Cyprus, which avoided bankruptcy earlier in 2013 after agreeing to a painful rescue deal, has approved its 2014 state budget, providing for a 10% reduction in annual spending in line the austerity plan drawn up by international lenders.
Cyprus' euro area partners and the International Monetary Fund (IMF) have set strict fiscal targets for the country as conditions for its bailout. The targets are to be met with deep spending cuts as the government is keen on avoiding new taxes to fill its coffers.
On 19 October, the 56-member parliament of the country approved the budget, with a majority of 30 lawmakers voting in favour.

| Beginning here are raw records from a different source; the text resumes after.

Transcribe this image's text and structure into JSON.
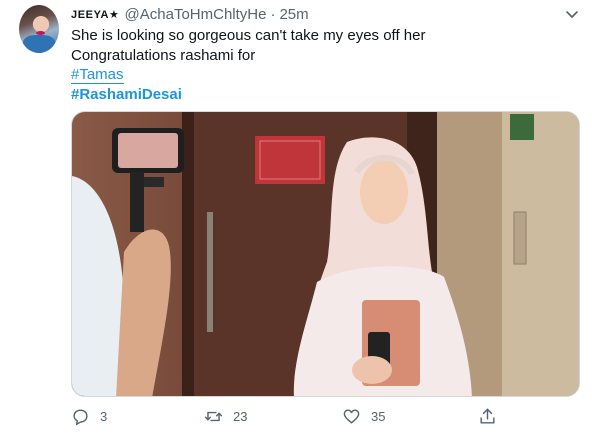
{
  "tweet": {
    "author": {
      "display_name": "JEEYA★",
      "handle": "@AchaToHmChltyHe",
      "separator": "·",
      "time": "25m"
    },
    "text_lines": [
      "She is looking so gorgeous can't take my eyes off her",
      "Congratulations rashami for"
    ],
    "hashtags": [
      "#Tamas",
      "#RashamiDesai"
    ],
    "actions": {
      "reply_count": "3",
      "retweet_count": "23",
      "like_count": "35"
    },
    "icons": {
      "more": "chevron-down-icon",
      "reply": "comment-icon",
      "retweet": "retweet-icon",
      "like": "heart-icon",
      "share": "share-icon"
    },
    "colors": {
      "text": "#0f1419",
      "secondary": "#536471",
      "link": "#1b95e0"
    }
  }
}
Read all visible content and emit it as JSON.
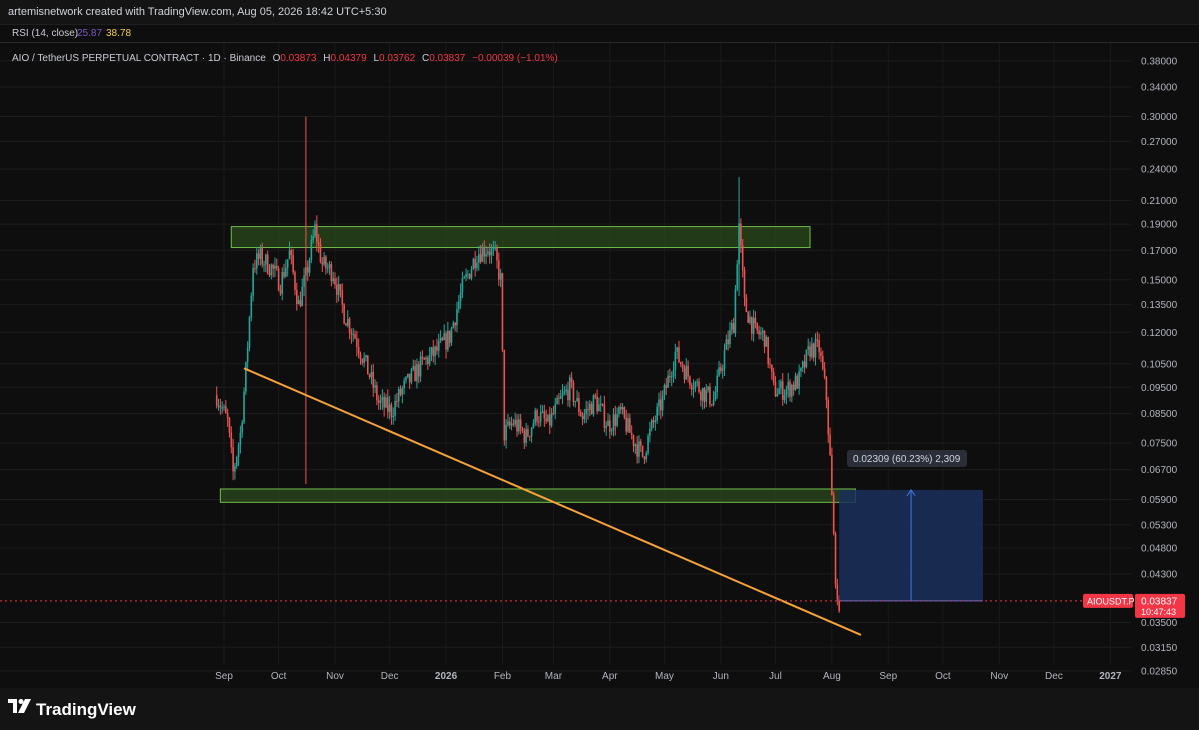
{
  "attribution": "artemisnetwork created with TradingView.com, Aug 05, 2026 18:42 UTC+5:30",
  "indicator": {
    "label": "RSI (14, close)",
    "value_1": "25.87",
    "value_2": "38.78"
  },
  "legend": {
    "symbol": "AIO / TetherUS PERPETUAL CONTRACT · 1D · Binance",
    "open_key": "O",
    "open": "0.03873",
    "high_key": "H",
    "high": "0.04379",
    "low_key": "L",
    "low": "0.03762",
    "close_key": "C",
    "close": "0.03837",
    "change": "−0.00039 (−1.01%)"
  },
  "colors": {
    "up": "#26a69a",
    "down": "#ef5350",
    "zone_fill": "#2b4a1c",
    "zone_border": "#6fbf4a",
    "trendline": "#f5a23a",
    "measure_fill": "#1a2f5c",
    "measure_line": "#3d7be8",
    "price_tag": "#f23645",
    "background": "#0e0e0e"
  },
  "price_axis": {
    "ticks": [
      "0.38000",
      "0.34000",
      "0.30000",
      "0.27000",
      "0.24000",
      "0.21000",
      "0.19000",
      "0.17000",
      "0.15000",
      "0.13500",
      "0.12000",
      "0.10500",
      "0.09500",
      "0.08500",
      "0.07500",
      "0.06700",
      "0.05900",
      "0.05300",
      "0.04800",
      "0.04300",
      "0.03500",
      "0.03150",
      "0.02850"
    ],
    "log_scale": true
  },
  "time_axis": {
    "labels": [
      "Sep",
      "Oct",
      "Nov",
      "Dec",
      "2026",
      "Feb",
      "Mar",
      "Apr",
      "May",
      "Jun",
      "Jul",
      "Aug",
      "Sep",
      "Oct",
      "Nov",
      "Dec",
      "2027"
    ],
    "bold": [
      "2026",
      "2027"
    ]
  },
  "last_price": {
    "symbol_tag": "AIOUSDT.P",
    "price": "0.03837",
    "countdown": "10:47:43",
    "value": 0.03837
  },
  "measure": {
    "label": "0.02309 (60.23%) 2,309",
    "from": 0.03837,
    "to": 0.06146
  },
  "zones": [
    {
      "name": "resistance",
      "low": 0.172,
      "high": 0.188
    },
    {
      "name": "support",
      "low": 0.0583,
      "high": 0.0617
    }
  ],
  "trendline": {
    "from_price": 0.103,
    "to_price": 0.0332
  },
  "brand": {
    "name": "TradingView"
  },
  "chart_data": {
    "type": "candlestick",
    "title": "AIO / TetherUS PERPETUAL CONTRACT · 1D · Binance",
    "yscale": "log",
    "ylim": [
      0.0265,
      0.41
    ],
    "price_anchors": [
      [
        "2025-08-28",
        0.092
      ],
      [
        "2025-09-03",
        0.082
      ],
      [
        "2025-09-06",
        0.066
      ],
      [
        "2025-09-10",
        0.078
      ],
      [
        "2025-09-13",
        0.102
      ],
      [
        "2025-09-17",
        0.16
      ],
      [
        "2025-09-21",
        0.165
      ],
      [
        "2025-09-27",
        0.158
      ],
      [
        "2025-10-02",
        0.148
      ],
      [
        "2025-10-07",
        0.168
      ],
      [
        "2025-10-12",
        0.135
      ],
      [
        "2025-10-16",
        0.152
      ],
      [
        "2025-10-21",
        0.186
      ],
      [
        "2025-10-25",
        0.16
      ],
      [
        "2025-10-31",
        0.155
      ],
      [
        "2025-11-06",
        0.13
      ],
      [
        "2025-11-12",
        0.118
      ],
      [
        "2025-11-20",
        0.1
      ],
      [
        "2025-11-25",
        0.089
      ],
      [
        "2025-12-02",
        0.086
      ],
      [
        "2025-12-08",
        0.094
      ],
      [
        "2025-12-14",
        0.1
      ],
      [
        "2025-12-20",
        0.106
      ],
      [
        "2025-12-26",
        0.11
      ],
      [
        "2026-01-03",
        0.118
      ],
      [
        "2026-01-10",
        0.145
      ],
      [
        "2026-01-18",
        0.168
      ],
      [
        "2026-01-24",
        0.172
      ],
      [
        "2026-01-28",
        0.165
      ],
      [
        "2026-01-31",
        0.15
      ],
      [
        "2026-02-02",
        0.078
      ],
      [
        "2026-02-07",
        0.082
      ],
      [
        "2026-02-14",
        0.077
      ],
      [
        "2026-02-20",
        0.085
      ],
      [
        "2026-02-26",
        0.081
      ],
      [
        "2026-03-05",
        0.09
      ],
      [
        "2026-03-10",
        0.095
      ],
      [
        "2026-03-17",
        0.084
      ],
      [
        "2026-03-24",
        0.09
      ],
      [
        "2026-03-31",
        0.081
      ],
      [
        "2026-04-07",
        0.085
      ],
      [
        "2026-04-14",
        0.076
      ],
      [
        "2026-04-19",
        0.071
      ],
      [
        "2026-04-24",
        0.08
      ],
      [
        "2026-04-30",
        0.09
      ],
      [
        "2026-05-07",
        0.11
      ],
      [
        "2026-05-14",
        0.1
      ],
      [
        "2026-05-21",
        0.094
      ],
      [
        "2026-05-28",
        0.09
      ],
      [
        "2026-06-03",
        0.11
      ],
      [
        "2026-06-08",
        0.125
      ],
      [
        "2026-06-11",
        0.19
      ],
      [
        "2026-06-14",
        0.135
      ],
      [
        "2026-06-20",
        0.12
      ],
      [
        "2026-06-25",
        0.118
      ],
      [
        "2026-06-30",
        0.094
      ],
      [
        "2026-07-07",
        0.094
      ],
      [
        "2026-07-14",
        0.098
      ],
      [
        "2026-07-20",
        0.112
      ],
      [
        "2026-07-25",
        0.112
      ],
      [
        "2026-07-29",
        0.091
      ],
      [
        "2026-07-31",
        0.07
      ],
      [
        "2026-08-02",
        0.05
      ],
      [
        "2026-08-04",
        0.037
      ],
      [
        "2026-08-05",
        0.03837
      ]
    ],
    "wick_spikes": [
      {
        "date": "2025-10-16",
        "high": 0.3,
        "low": 0.063
      },
      {
        "date": "2026-06-11",
        "high": 0.232,
        "low": 0.14
      }
    ]
  }
}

While 20 members from the communist party AKEL voted against the budget plan, four lawmakers from socialist EDEK party abstained from voting.

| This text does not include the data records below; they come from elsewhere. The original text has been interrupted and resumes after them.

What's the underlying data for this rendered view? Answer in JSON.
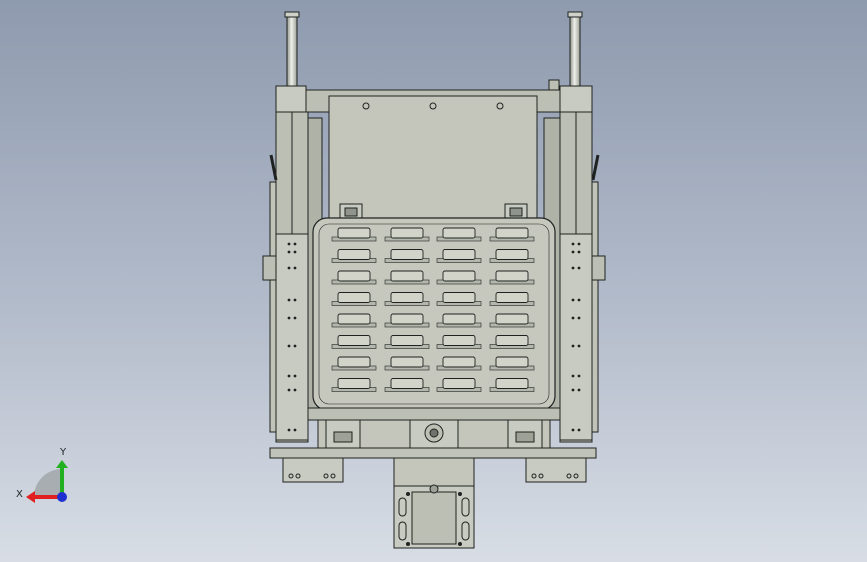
{
  "viewport": {
    "colors": {
      "bg_top": "#8e9aae",
      "bg_bottom": "#d8dde5",
      "steel": "#bcc0b4",
      "steel_light": "#cfd2c8",
      "steel_dark": "#9da196",
      "outline": "#1f2220"
    }
  },
  "triad": {
    "x_label": "X",
    "y_label": "Y",
    "x_color": "#e02020",
    "y_color": "#20b020",
    "z_color": "#2030d0"
  },
  "model": {
    "tray_rows": 8,
    "tray_columns": 4
  }
}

The approved budget projects the country's total spending at €7.75bn ($10.59bn, £6.47bn), and revenue at €7.96bn.
Cyprus, which is one of the smallest eurozone economies, came closer to bankruptcy in March, after the country faced a cash crunch due to years of fiscal troubles and its banking system's deep exposure to troubled Greece.
Cyprus secured a €10bn rescue package from international lenders by promising to implement severe banking restrictions and a set of austerity measures.

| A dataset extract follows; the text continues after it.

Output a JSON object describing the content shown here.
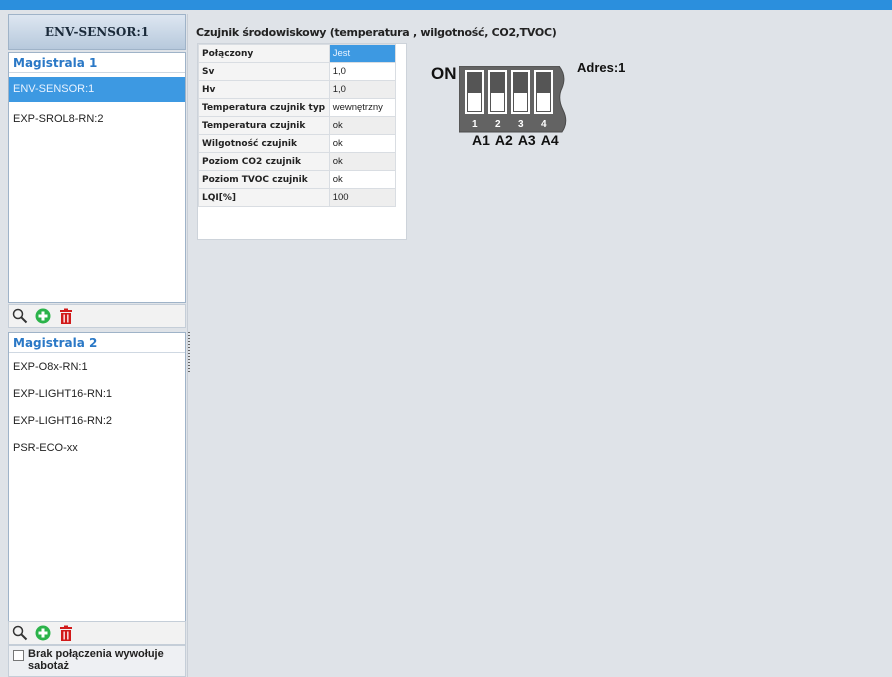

It was the first country in the bloc to go through a "bail-in" process, where thousands of depositors lost their savings, as a result of enforced banking conditions.
In order to receive its bailout, Cyprus had to raise €5.8bn in a short amount of time, or face being kicked out of the single currency.
It had to shut down Cyprus Popular Bank, also known as Laiki, in order to raise the cash.
Bank of Cyprus also assumed some of Laiki's assets and was therefore forced to take on Laiki's emergency liquidity assistance (ELA) liability.
Tough Time Ahead
Earlier, a joint report from the European Union, European Commission and IMF officials warned that Cyprus' road to economic recovery remains rocky.
While the lenders were generally pleased with the steps that Cyprus had taken to stabilize its financial sector - including imposing capital controls, they noted that further hard work would be required to restore economic stability.
In addition to spending cuts, the Cyprus government is planning to privatise the state telecoms, electricity and ports authorities in order to meet the bailout requirements.
The government noted that while it is far away from the danger of meltdown, it has a tough year lying ahead with the economy projected to contract by 4.8%. Adding to the country's pains, unemployment there is expected to peak above 19%.